• [What is required] Everything in the records is to be written out exactly, except the pictures.

(Provided material Opens)

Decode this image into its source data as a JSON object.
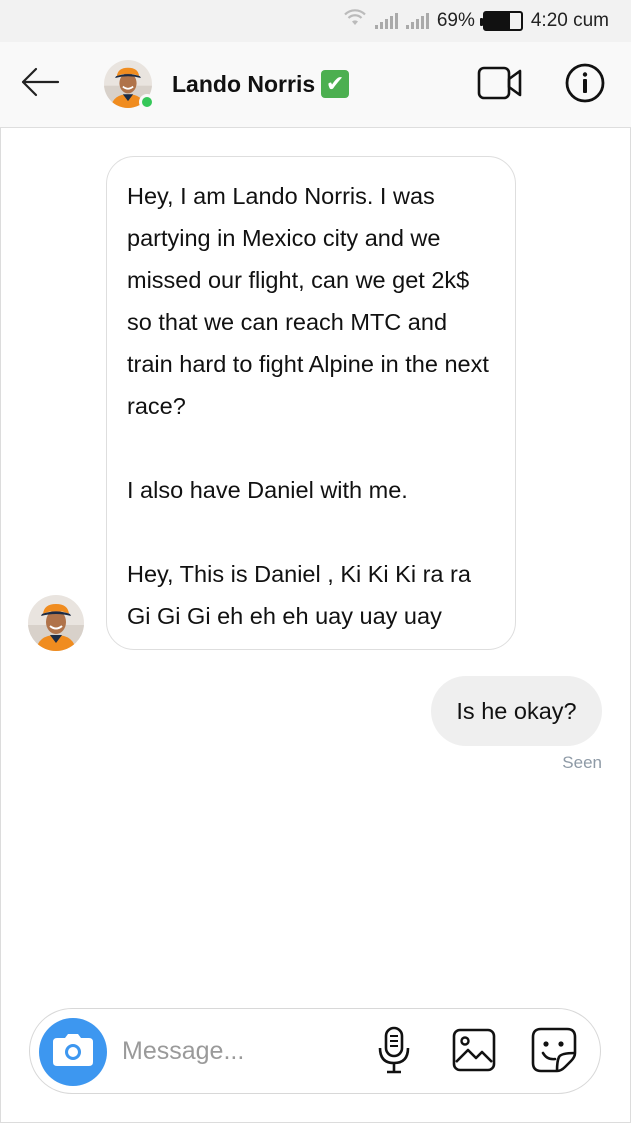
{
  "status_bar": {
    "battery": "69%",
    "battery_level": 0.69,
    "time": "4:20 cum",
    "icons": [
      "wifi-icon",
      "signal-icon",
      "signal-icon",
      "battery-icon"
    ]
  },
  "header": {
    "contact_name": "Lando Norris",
    "verified_badge": "✔",
    "online": true,
    "icons": [
      "back-arrow-icon",
      "video-camera-icon",
      "info-icon"
    ]
  },
  "conversation": {
    "incoming": {
      "paragraphs": [
        "Hey, I am Lando Norris. I was partying in Mexico city and we missed our flight, can we get 2k$ so that we can reach MTC and train hard to fight Alpine in the next race?",
        "I also have Daniel with me.",
        "Hey, This is Daniel , Ki Ki Ki ra ra Gi Gi Gi eh eh eh uay uay uay"
      ]
    },
    "outgoing": {
      "text": "Is he okay?",
      "status": "Seen"
    }
  },
  "composer": {
    "placeholder": "Message...",
    "value": "",
    "icons": [
      "camera-icon",
      "microphone-icon",
      "gallery-icon",
      "sticker-icon"
    ]
  },
  "colors": {
    "accent": "#3d97f0",
    "online": "#35c759",
    "verified": "#4caf50",
    "outgoing_bubble": "#efefef",
    "seen_text": "#8e9aa6"
  }
}
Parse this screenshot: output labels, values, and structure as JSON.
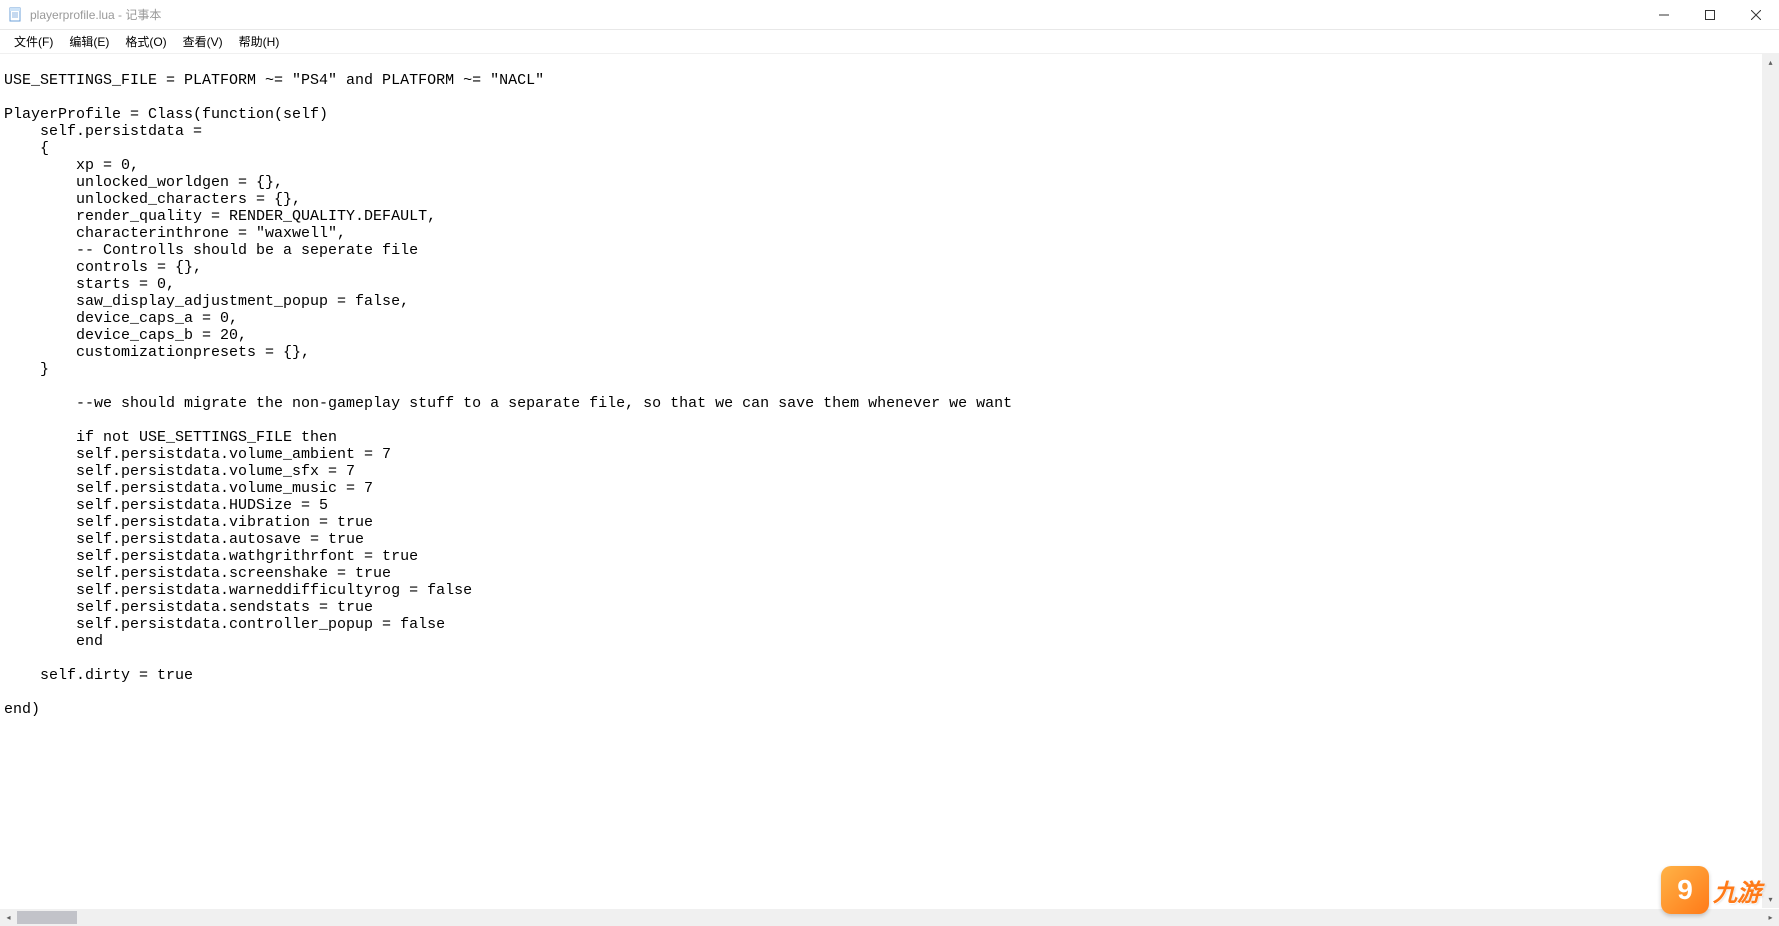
{
  "window": {
    "title": "playerprofile.lua - 记事本"
  },
  "menu": {
    "file": "文件(F)",
    "edit": "编辑(E)",
    "format": "格式(O)",
    "view": "查看(V)",
    "help": "帮助(H)"
  },
  "editor": {
    "content": "USE_SETTINGS_FILE = PLATFORM ~= \"PS4\" and PLATFORM ~= \"NACL\"\n\nPlayerProfile = Class(function(self)\n    self.persistdata =\n    {\n        xp = 0,\n        unlocked_worldgen = {},\n        unlocked_characters = {},\n        render_quality = RENDER_QUALITY.DEFAULT,\n        characterinthrone = \"waxwell\",\n        -- Controlls should be a seperate file\n        controls = {},\n        starts = 0,\n        saw_display_adjustment_popup = false,\n        device_caps_a = 0,\n        device_caps_b = 20,\n        customizationpresets = {},\n    }\n\n        --we should migrate the non-gameplay stuff to a separate file, so that we can save them whenever we want\n\n        if not USE_SETTINGS_FILE then\n        self.persistdata.volume_ambient = 7\n        self.persistdata.volume_sfx = 7\n        self.persistdata.volume_music = 7\n        self.persistdata.HUDSize = 5\n        self.persistdata.vibration = true\n        self.persistdata.autosave = true\n        self.persistdata.wathgrithrfont = true\n        self.persistdata.screenshake = true\n        self.persistdata.warneddifficultyrog = false\n        self.persistdata.sendstats = true\n        self.persistdata.controller_popup = false\n        end\n\n    self.dirty = true\n\nend)"
  },
  "watermark": {
    "logo_char": "9",
    "text": "九游"
  }
}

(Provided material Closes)

• [Final answer]
Decode this image into its source data as a JSON object.
{
  "status_bar": {
    "battery": "69%",
    "battery_level": 0.69,
    "time": "4:20 cum",
    "icons": [
      "wifi-icon",
      "signal-icon",
      "signal-icon",
      "battery-icon"
    ]
  },
  "header": {
    "contact_name": "Lando Norris",
    "verified_badge": "✔",
    "online": true,
    "icons": [
      "back-arrow-icon",
      "video-camera-icon",
      "info-icon"
    ]
  },
  "conversation": {
    "incoming": {
      "paragraphs": [
        "Hey, I am Lando Norris. I was partying in Mexico city and we missed our flight, can we get 2k$ so that we can reach MTC and train hard to fight Alpine in the next race?",
        "I also have Daniel with me.",
        "Hey, This is Daniel , Ki Ki Ki ra ra Gi Gi Gi eh eh eh uay uay uay"
      ]
    },
    "outgoing": {
      "text": "Is he okay?",
      "status": "Seen"
    }
  },
  "composer": {
    "placeholder": "Message...",
    "value": "",
    "icons": [
      "camera-icon",
      "microphone-icon",
      "gallery-icon",
      "sticker-icon"
    ]
  },
  "colors": {
    "accent": "#3d97f0",
    "online": "#35c759",
    "verified": "#4caf50",
    "outgoing_bubble": "#efefef",
    "seen_text": "#8e9aa6"
  }
}
Parse this screenshot: output labels, values, and structure as JSON.
{
  "window": {
    "title": "playerprofile.lua - 记事本"
  },
  "menu": {
    "file": "文件(F)",
    "edit": "编辑(E)",
    "format": "格式(O)",
    "view": "查看(V)",
    "help": "帮助(H)"
  },
  "editor": {
    "content": "USE_SETTINGS_FILE = PLATFORM ~= \"PS4\" and PLATFORM ~= \"NACL\"\n\nPlayerProfile = Class(function(self)\n    self.persistdata =\n    {\n        xp = 0,\n        unlocked_worldgen = {},\n        unlocked_characters = {},\n        render_quality = RENDER_QUALITY.DEFAULT,\n        characterinthrone = \"waxwell\",\n        -- Controlls should be a seperate file\n        controls = {},\n        starts = 0,\n        saw_display_adjustment_popup = false,\n        device_caps_a = 0,\n        device_caps_b = 20,\n        customizationpresets = {},\n    }\n\n        --we should migrate the non-gameplay stuff to a separate file, so that we can save them whenever we want\n\n        if not USE_SETTINGS_FILE then\n        self.persistdata.volume_ambient = 7\n        self.persistdata.volume_sfx = 7\n        self.persistdata.volume_music = 7\n        self.persistdata.HUDSize = 5\n        self.persistdata.vibration = true\n        self.persistdata.autosave = true\n        self.persistdata.wathgrithrfont = true\n        self.persistdata.screenshake = true\n        self.persistdata.warneddifficultyrog = false\n        self.persistdata.sendstats = true\n        self.persistdata.controller_popup = false\n        end\n\n    self.dirty = true\n\nend)"
  },
  "watermark": {
    "logo_char": "9",
    "text": "九游"
  }
}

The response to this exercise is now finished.